The first instalment of €6,000 was received on 29 December 2015, and work commenced on 15 January 2016. The first stage of the project involved creating the construction site, in particular to enable storage and to secure the materials, including the large quantities of cement purchased. “Breeze blocks to be used for the whole of the construction were then manufactured,” explains Djamba, “This was followed by excavation of the site and the laying of the foundations for the second phase.”

Following receipt of the second tranche of €6,000 work began on the next phase: this involved elevation of the walls, plastering, and the purchase and fitting of windows. “The construction company continued with work beyond the second phase because they also had other work in the area,” says Djamba. “They constructed the roof in order to prevent risks associated with the coming rainy season, which generally has drastic consequences in our zone.” The final instalment covered the cost of the roofing, finishing and fittings, and painting. The works were completed on 14 May 2016. “We estimate that around 100 students each year will benefit from these new classrooms,” adds Djamba.


Education weapon

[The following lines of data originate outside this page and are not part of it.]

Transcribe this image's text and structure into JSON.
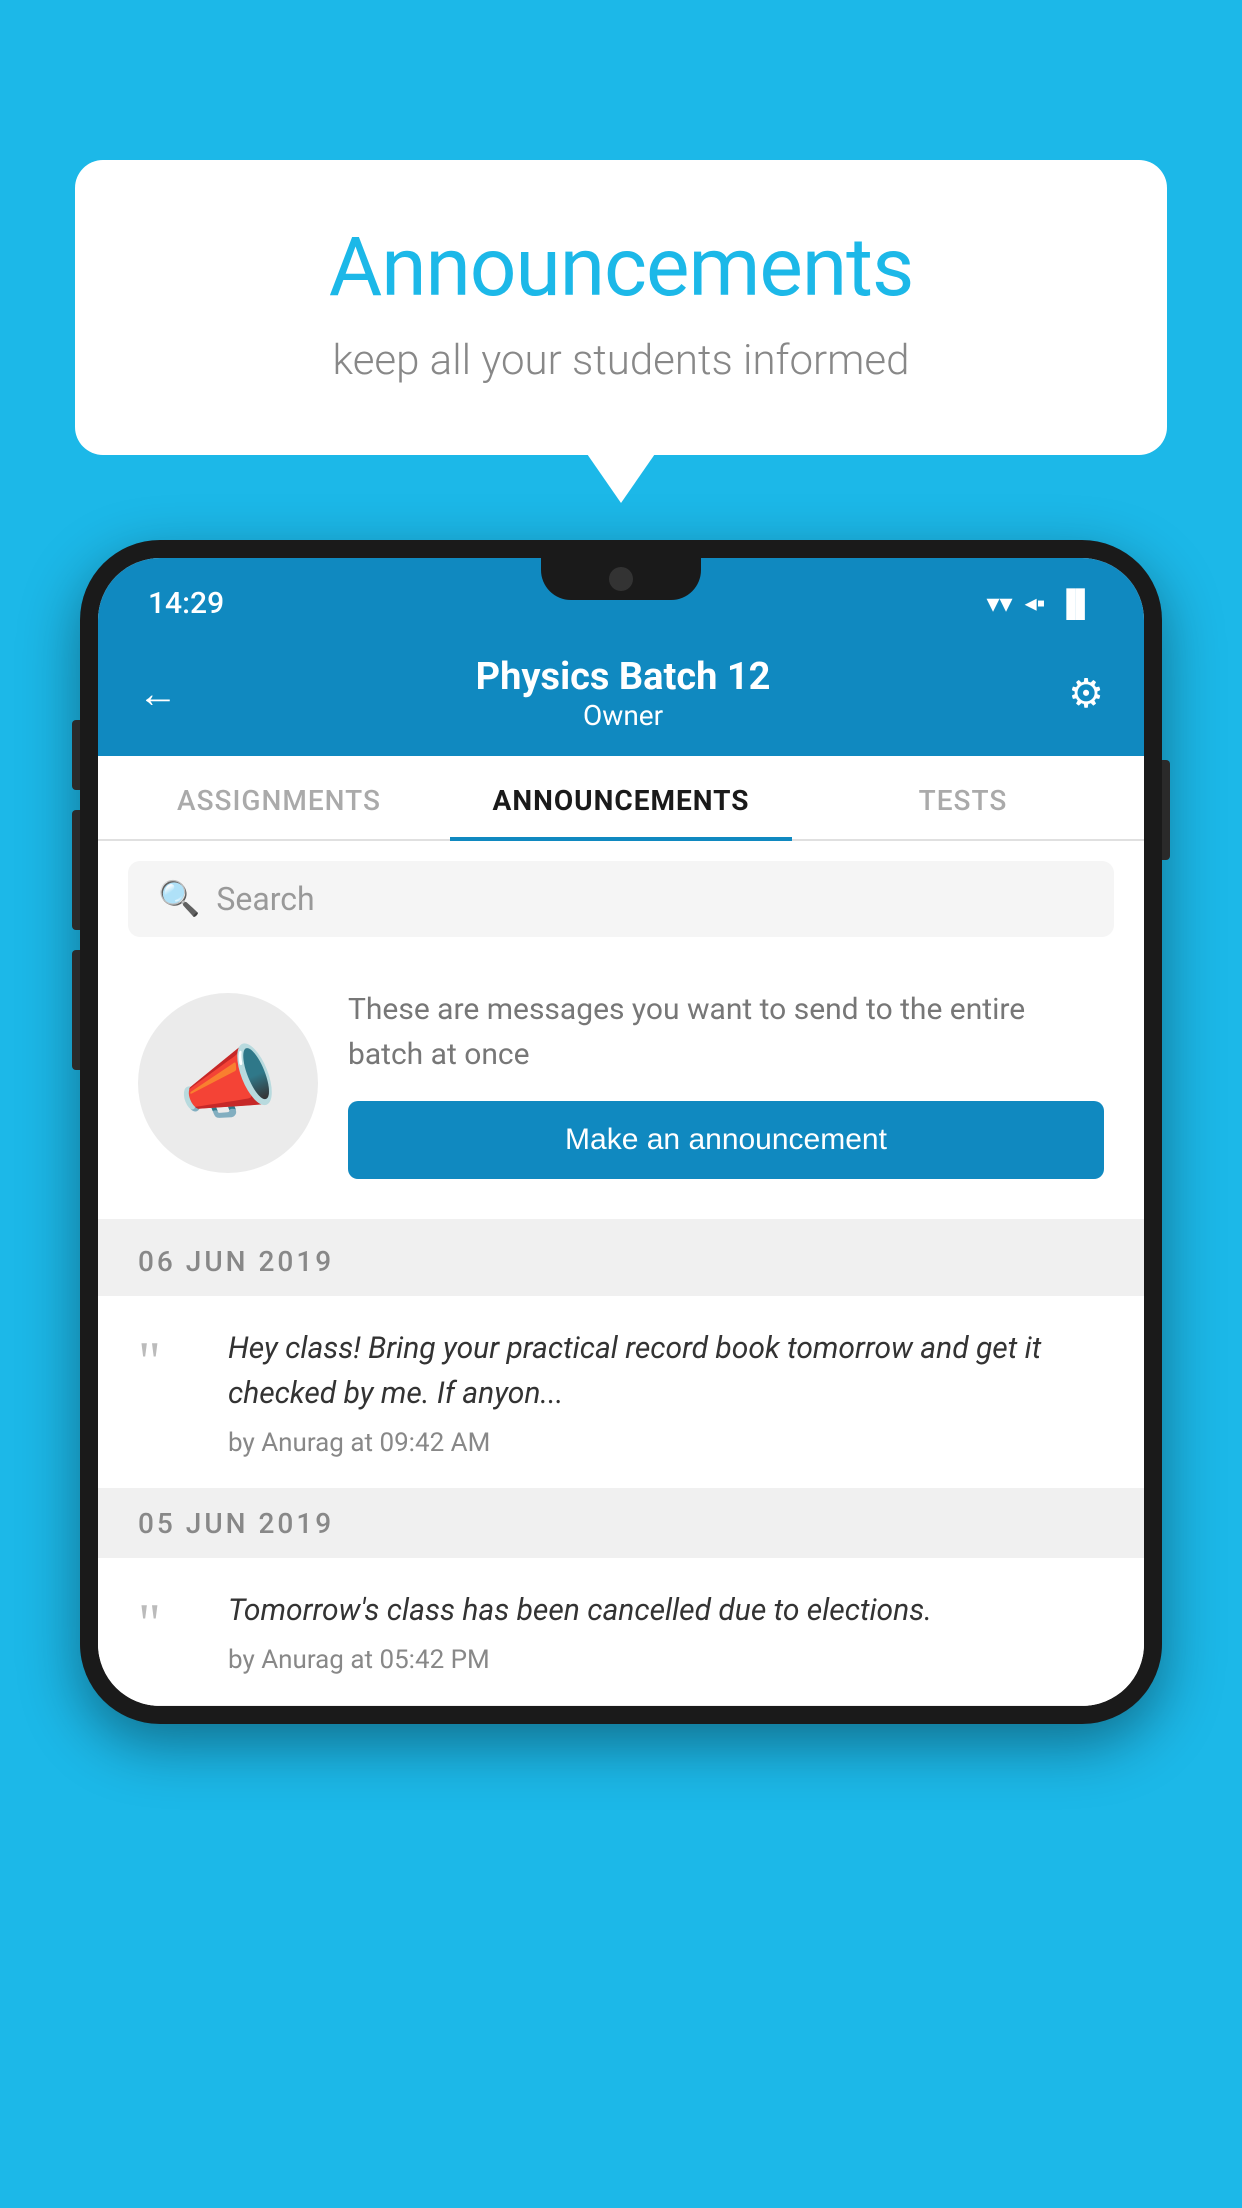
{
  "background_color": "#1cb8e8",
  "speech_bubble": {
    "title": "Announcements",
    "subtitle": "keep all your students informed"
  },
  "status_bar": {
    "time": "14:29",
    "wifi": "▼",
    "signal": "◀",
    "battery": "▐"
  },
  "header": {
    "back_label": "←",
    "batch_name": "Physics Batch 12",
    "role": "Owner",
    "settings_label": "⚙"
  },
  "tabs": [
    {
      "label": "ASSIGNMENTS",
      "active": false
    },
    {
      "label": "ANNOUNCEMENTS",
      "active": true
    },
    {
      "label": "TESTS",
      "active": false
    }
  ],
  "search": {
    "placeholder": "Search"
  },
  "promo_card": {
    "description_text": "These are messages you want to send to the entire batch at once",
    "button_label": "Make an announcement"
  },
  "announcements": [
    {
      "date": "06  JUN  2019",
      "text": "Hey class! Bring your practical record book tomorrow and get it checked by me. If anyon...",
      "meta": "by Anurag at 09:42 AM"
    },
    {
      "date": "05  JUN  2019",
      "text": "Tomorrow's class has been cancelled due to elections.",
      "meta": "by Anurag at 05:42 PM"
    }
  ]
}
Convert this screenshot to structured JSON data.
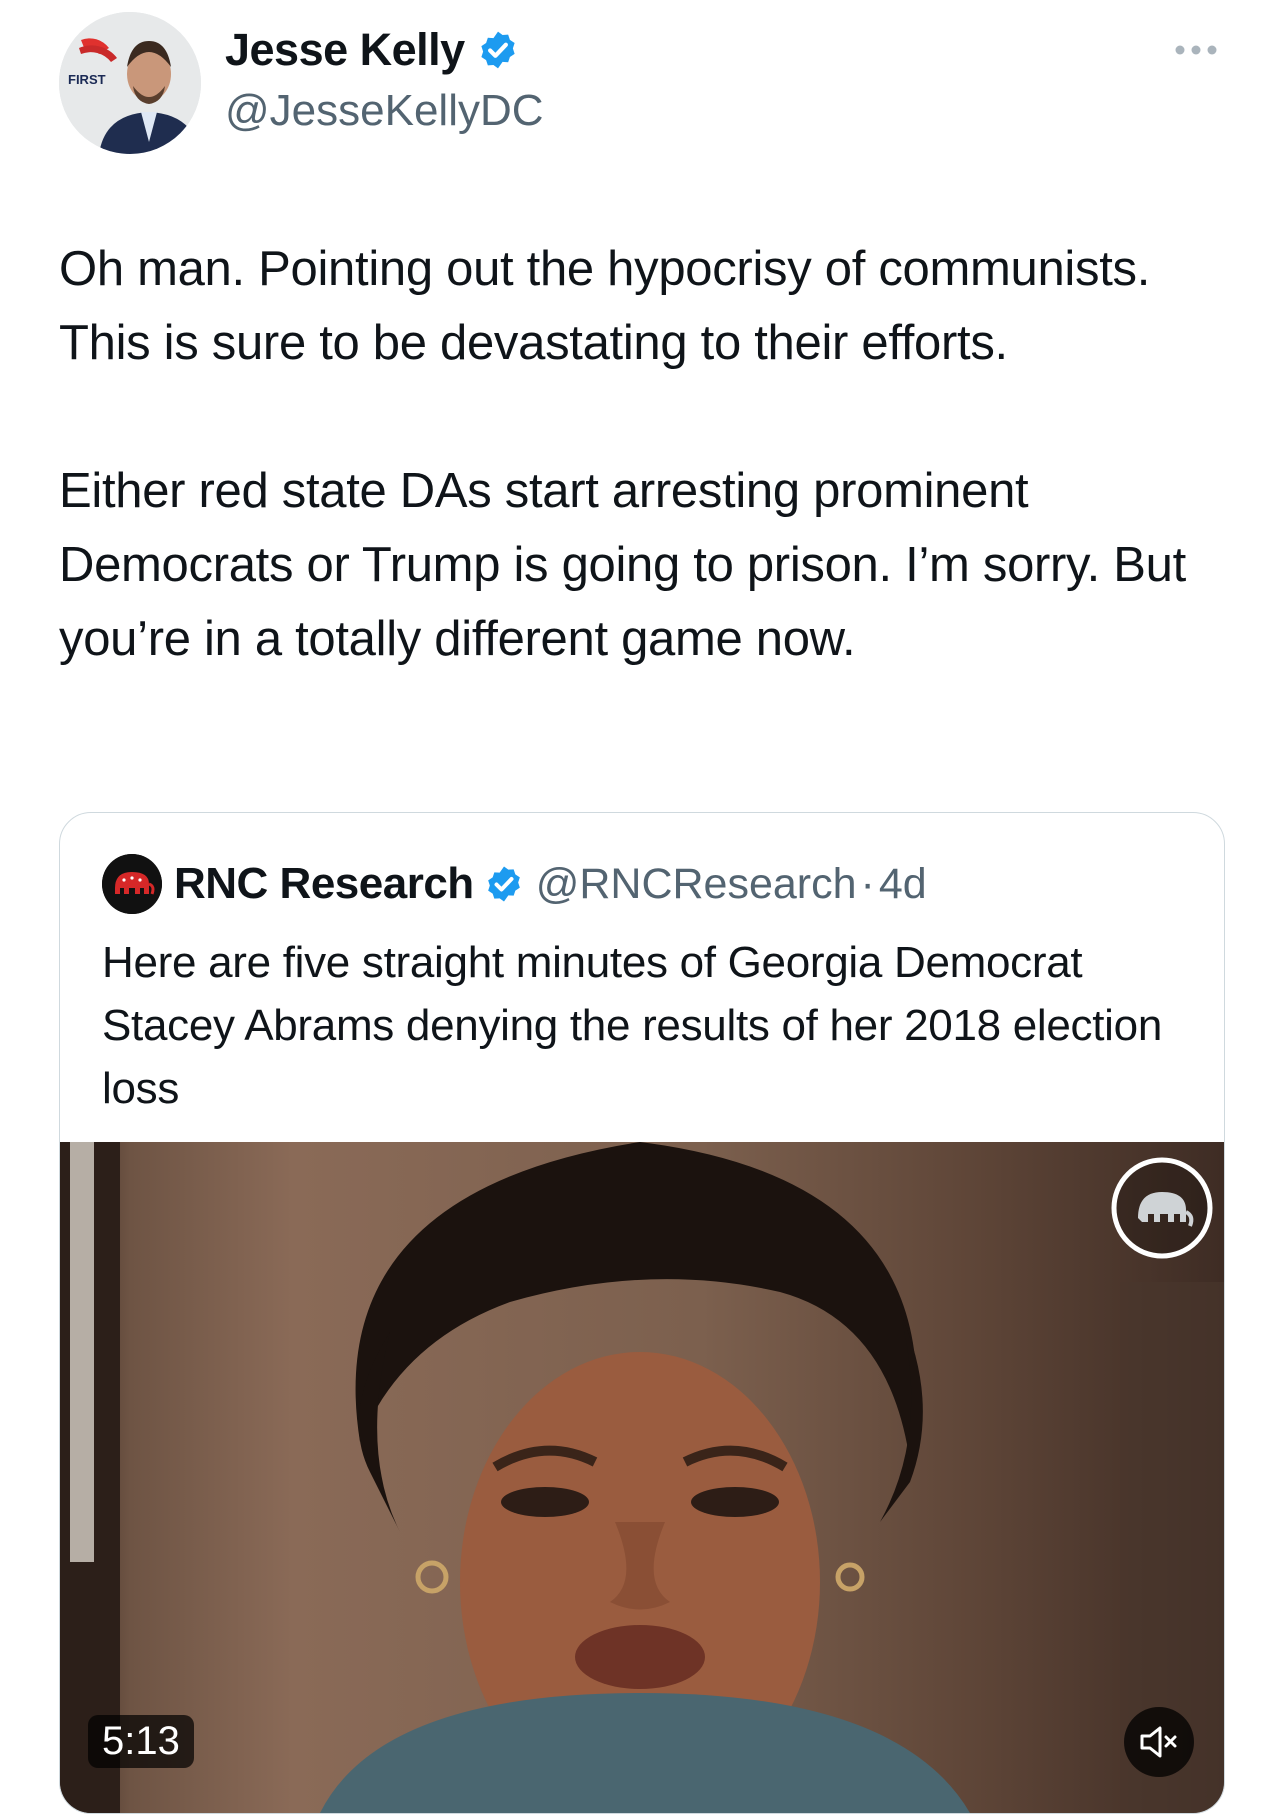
{
  "author": {
    "name": "Jesse Kelly",
    "handle": "@JesseKellyDC",
    "verified_color": "#1d9bf0",
    "avatar_badge_text": "FIRST"
  },
  "tweet": {
    "text": "Oh man. Pointing out the hypocrisy of communists. This is sure to be devastating to their efforts.\n\nEither red state DAs start arresting prominent Democrats or Trump is going to prison. I’m sorry. But you’re in a totally different game now."
  },
  "quote": {
    "name": "RNC Research",
    "handle": "@RNCResearch",
    "separator": "·",
    "time": "4d",
    "text": "Here are five straight minutes of Georgia Democrat Stacey Abrams denying the results of her 2018 election loss",
    "video": {
      "duration": "5:13",
      "icons": [
        "watermark-icon",
        "mute-icon"
      ]
    }
  }
}
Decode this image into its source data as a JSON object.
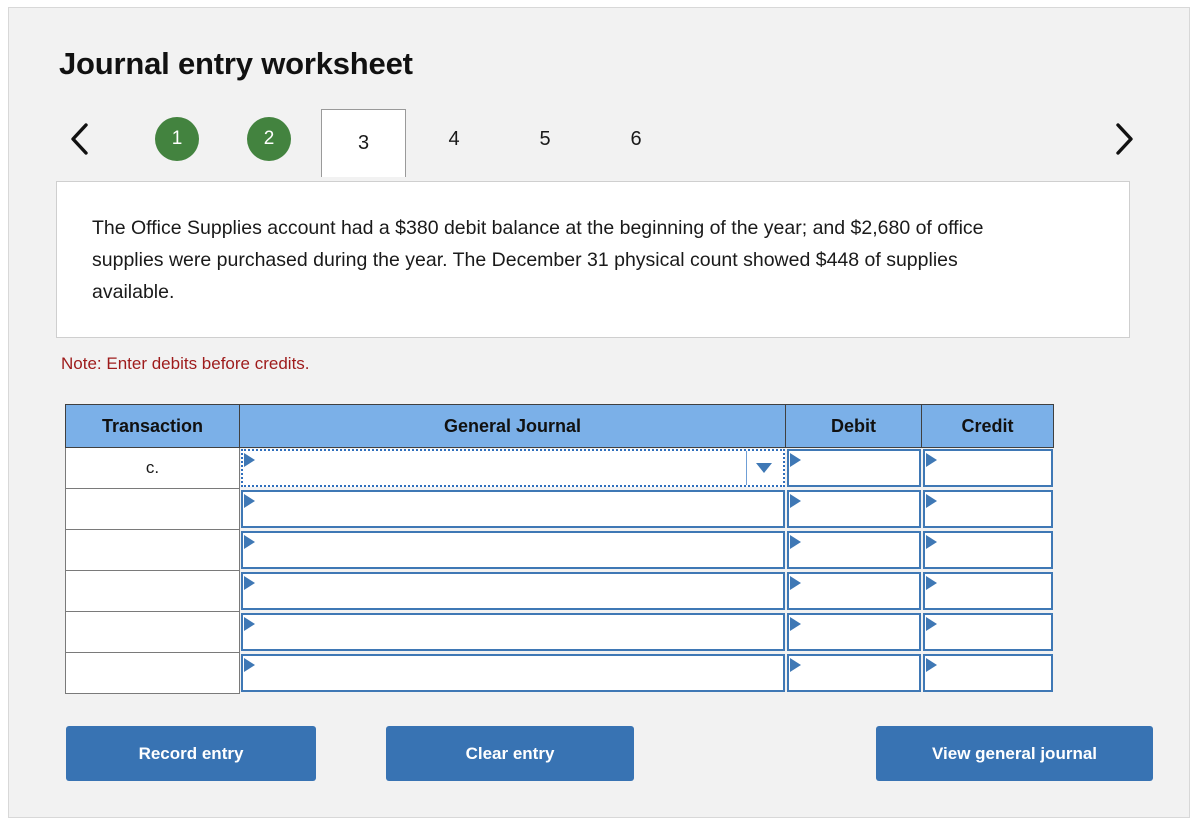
{
  "header": {
    "title": "Journal entry worksheet"
  },
  "nav": {
    "prev_icon": "chevron-left-icon",
    "next_icon": "chevron-right-icon",
    "tabs": [
      {
        "label": "1",
        "state": "done"
      },
      {
        "label": "2",
        "state": "done"
      },
      {
        "label": "3",
        "state": "active"
      },
      {
        "label": "4",
        "state": "plain"
      },
      {
        "label": "5",
        "state": "plain"
      },
      {
        "label": "6",
        "state": "plain"
      }
    ]
  },
  "question": {
    "text": "The Office Supplies account had a $380 debit balance at the beginning of the year; and $2,680 of office supplies were purchased during the year. The December 31 physical count showed $448 of supplies available."
  },
  "note": {
    "text": "Note: Enter debits before credits."
  },
  "table": {
    "headers": {
      "transaction": "Transaction",
      "general_journal": "General Journal",
      "debit": "Debit",
      "credit": "Credit"
    },
    "rows": [
      {
        "transaction": "c.",
        "general_journal": "",
        "debit": "",
        "credit": "",
        "selected": true
      },
      {
        "transaction": "",
        "general_journal": "",
        "debit": "",
        "credit": "",
        "selected": false
      },
      {
        "transaction": "",
        "general_journal": "",
        "debit": "",
        "credit": "",
        "selected": false
      },
      {
        "transaction": "",
        "general_journal": "",
        "debit": "",
        "credit": "",
        "selected": false
      },
      {
        "transaction": "",
        "general_journal": "",
        "debit": "",
        "credit": "",
        "selected": false
      },
      {
        "transaction": "",
        "general_journal": "",
        "debit": "",
        "credit": "",
        "selected": false
      }
    ]
  },
  "buttons": {
    "record": "Record entry",
    "clear": "Clear entry",
    "view": "View general journal"
  },
  "colors": {
    "page_background": "#f2f2f2",
    "tab_done": "#43833f",
    "table_header": "#7bb0e8",
    "cell_border": "#3f78b5",
    "button": "#3873b3",
    "note_text": "#9e1b1b"
  }
}
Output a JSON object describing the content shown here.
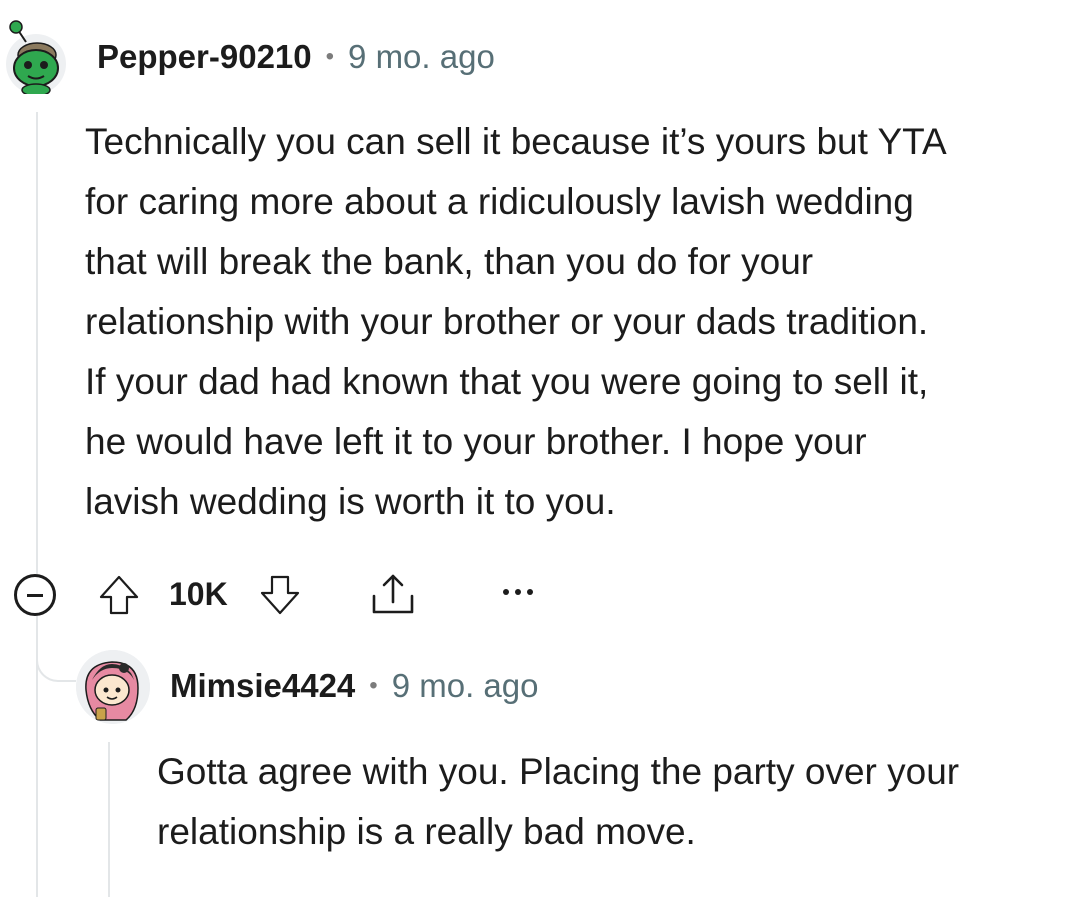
{
  "comment": {
    "author": "Pepper-90210",
    "separator": "•",
    "time": "9 mo. ago",
    "avatar_icon": "snoo-avatar-icon",
    "body_lines": [
      "Technically you can sell it because it’s yours but YTA",
      "for caring more about a ridiculously lavish wedding",
      "that will break the bank, than you do for your",
      "relationship with your brother or your dads tradition.",
      "If your dad had known that you were going to sell it,",
      "he would have left it to your brother. I hope your",
      "lavish wedding is worth it to you."
    ],
    "actions": {
      "collapse_icon": "collapse-minus-icon",
      "upvote_icon": "upvote-arrow-icon",
      "score": "10K",
      "downvote_icon": "downvote-arrow-icon",
      "share_icon": "share-icon",
      "more_icon": "more-options-icon",
      "more_label": "•••"
    }
  },
  "reply": {
    "author": "Mimsie4424",
    "separator": "•",
    "time": "9 mo. ago",
    "avatar_icon": "snoo-avatar-icon",
    "body_lines": [
      "Gotta agree with you. Placing the party over your",
      "relationship is a really bad move."
    ]
  },
  "colors": {
    "thread_line": "#e3e6e8",
    "time_text": "#576f76",
    "text": "#1c1c1c",
    "avatar_green": "#2fa84f"
  }
}
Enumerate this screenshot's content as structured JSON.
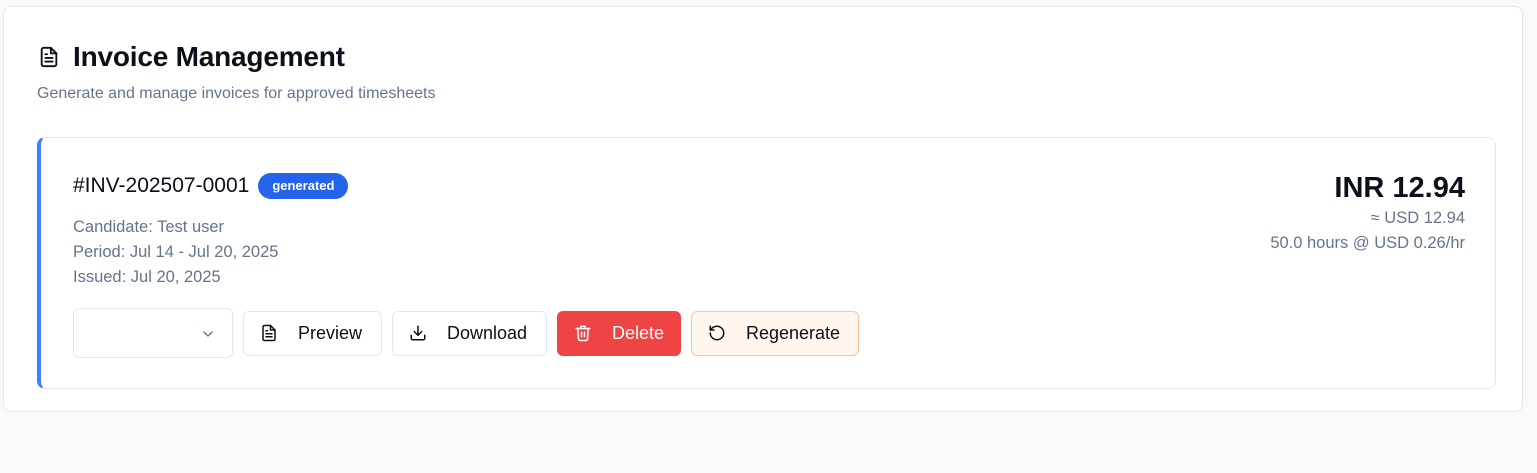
{
  "header": {
    "title": "Invoice Management",
    "subtitle": "Generate and manage invoices for approved timesheets",
    "icon": "file-text-icon"
  },
  "invoice": {
    "number": "#INV-202507-0001",
    "status": "generated",
    "candidate": "Candidate: Test user",
    "period": "Period: Jul 14 - Jul 20, 2025",
    "issued": "Issued: Jul 20, 2025",
    "amount": "INR 12.94",
    "converted": "≈ USD 12.94",
    "rate_line": "50.0 hours @ USD 0.26/hr",
    "accent_color": "#3b82f6",
    "status_color": "#2563eb"
  },
  "actions": {
    "status_select_value": "",
    "preview_label": "Preview",
    "download_label": "Download",
    "delete_label": "Delete",
    "regenerate_label": "Regenerate",
    "delete_color": "#ef4444",
    "regenerate_bg": "#fff7ed"
  }
}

In the future, responsibility for maintenance costs and teacher’s salaries will be assumed by the Maroua-Mokolo diocese. “The diocese provides an important part of the education of children and young people,” Djamba explains. “Education is one of the main weapons, if not the essential weapon, in the fight against intolerance, including the religious fundamentalism of the islamists of Boko Harem. In providing this education, we increase the chances of creating a society and environment of tolerance and interreligious dialogue. In the Far North Region we are moving from a feudal system to liberation which promotes private initiative and the emergence of formerly neglected groups of the mountainous regions of our diocese. There is a real beginning of open-mindedness: new agricultural techniques are being adopted, dialogue between couples is improving, the management of family assets is becoming more democratic, women are opening up to the education of children, there is an awareness of the importance of schooling for girls, and self-promotion. In our Christian communities, in our march towards the establishment of a society based on justice and fraternity, we are decided for Christ, and with Him to change our world, our villages and communities.”

“The educational situation in the Diocese of Maroua-Mokolo required particularly urgent action, especially for the reception of children displaced as a result of the actions of Boko Haram,” concludes Abbot Djamba. “The classrooms built at the Meskine Catholic Private School, thanks to St. Anthony’s Charities and the readers of the Messenger of Saint Anthony, will make a significant contribution to the elimination of the educational supply gap. Many displaced children in this area will now feel welcomed. We wish you all a prosperous 2017.”


Updated on January 07 2017